More information on F* can be found at www.fstar-lang.org
The F* tutorial provides a first taste of verified programming in F*, explaining things by example.
The F* wiki contains additional, usually more in-depth, technical documentation on F*.
You can edit F* code using your favourite text editor, but Emacs, Visual Studio Code, Atom, and Vim have extensions that add special support for F*, including for instance syntax highlighting, code completion, quick navigation, type hints, and interactive development. More details on editor support on the F* wiki.
By default F* only verifies the input code, it does not compile or execute it. To execute F* code one needs to translate it for instance to OCaml or F#, using F*'s code extraction facility---this is invoked using the command line argument
--codegen FSharp. More details on executing F* code via OCaml on the F* wiki.
Users can chat about F* or ask questions at https://fstar.zulipchat.com (Zulip is a good open source alternative to Slack)
The fstar-club mailing list is where various F* announcements are made to the general public (e.g. for releases, new papers, etc) and where users can ask questions, ask for help, discuss, provide feedback, announce jobs requiring at least 10 years of F* experience, etc. List archives are public and searchable, but only members can post. Join here!
The F* for the masses blog is also expected to become an important source of information and news on the F* project.
Please report issues using the F* issue tracker on GitHub. Before filing please use search to make sure the issue doesn't already exist.
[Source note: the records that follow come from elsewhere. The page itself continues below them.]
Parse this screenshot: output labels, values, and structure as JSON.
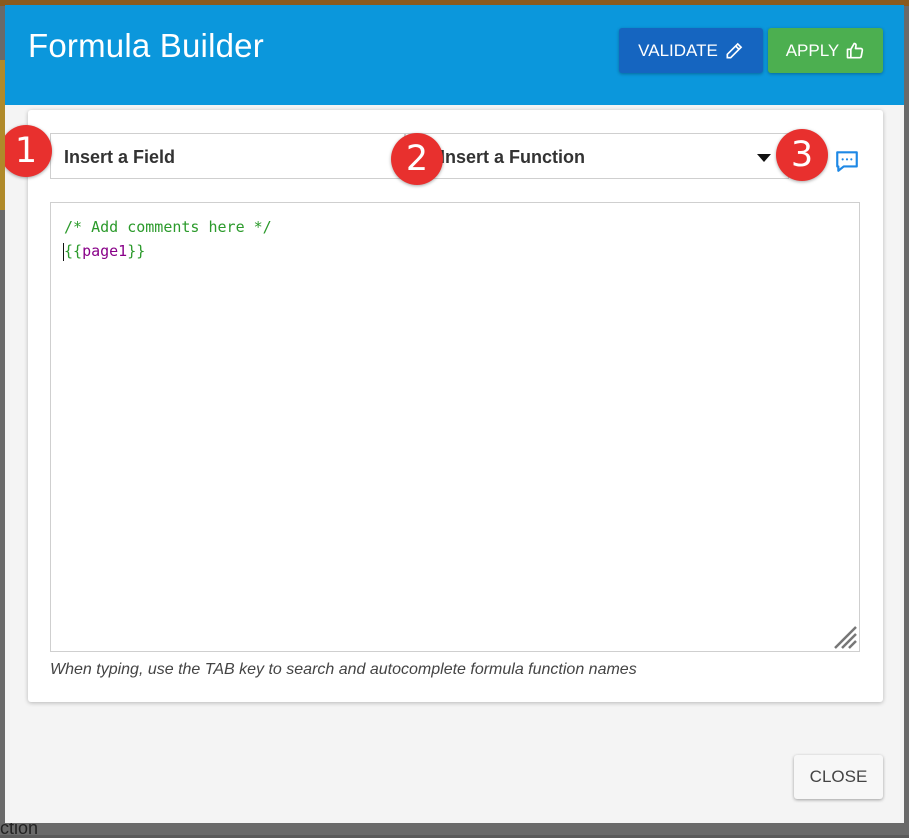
{
  "dialog": {
    "title": "Formula Builder",
    "validate_label": "VALIDATE",
    "apply_label": "APPLY",
    "close_label": "CLOSE"
  },
  "toolbar": {
    "field_select": {
      "selected": "Insert a Field"
    },
    "function_select": {
      "selected": "Insert a Function"
    },
    "badges": [
      "1",
      "2",
      "3"
    ],
    "comment_icon": "comment-icon"
  },
  "editor": {
    "line1": "/* Add comments here */",
    "line2_open": "{{",
    "line2_var": "page1",
    "line2_close": "}}"
  },
  "hint": "When typing, use the TAB key to search and autocomplete formula function names",
  "background": {
    "partial_text": "ction"
  },
  "colors": {
    "header": "#0b97dc",
    "validate": "#1565c0",
    "apply": "#4caf50",
    "badge": "#e8302e"
  }
}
We don't maintain old releases, so if possible please use the online F* editor or directly the GitHub sources to check that your problem still exists on the